━━ RECORDS SHOWN

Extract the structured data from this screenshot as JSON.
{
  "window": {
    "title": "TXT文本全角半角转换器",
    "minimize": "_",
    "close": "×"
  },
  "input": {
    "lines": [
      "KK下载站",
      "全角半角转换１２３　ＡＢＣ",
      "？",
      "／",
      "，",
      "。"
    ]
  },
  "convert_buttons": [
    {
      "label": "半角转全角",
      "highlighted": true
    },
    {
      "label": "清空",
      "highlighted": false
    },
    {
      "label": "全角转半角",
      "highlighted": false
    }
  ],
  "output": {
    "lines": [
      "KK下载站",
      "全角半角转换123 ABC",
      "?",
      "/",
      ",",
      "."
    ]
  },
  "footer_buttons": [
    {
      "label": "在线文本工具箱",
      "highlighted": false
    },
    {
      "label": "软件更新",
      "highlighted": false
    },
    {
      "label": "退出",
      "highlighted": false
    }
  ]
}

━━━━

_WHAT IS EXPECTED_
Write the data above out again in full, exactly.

_ANSWER TO THIS TASK_
Extract the structured data from this screenshot as JSON.
{
  "window": {
    "title": "TXT文本全角半角转换器",
    "minimize": "_",
    "close": "×"
  },
  "input": {
    "lines": [
      "KK下载站",
      "全角半角转换１２３　ＡＢＣ",
      "？",
      "／",
      "，",
      "。"
    ]
  },
  "convert_buttons": [
    {
      "label": "半角转全角",
      "highlighted": true
    },
    {
      "label": "清空",
      "highlighted": false
    },
    {
      "label": "全角转半角",
      "highlighted": false
    }
  ],
  "output": {
    "lines": [
      "KK下载站",
      "全角半角转换123 ABC",
      "?",
      "/",
      ",",
      "."
    ]
  },
  "footer_buttons": [
    {
      "label": "在线文本工具箱",
      "highlighted": false
    },
    {
      "label": "软件更新",
      "highlighted": false
    },
    {
      "label": "退出",
      "highlighted": false
    }
  ]
}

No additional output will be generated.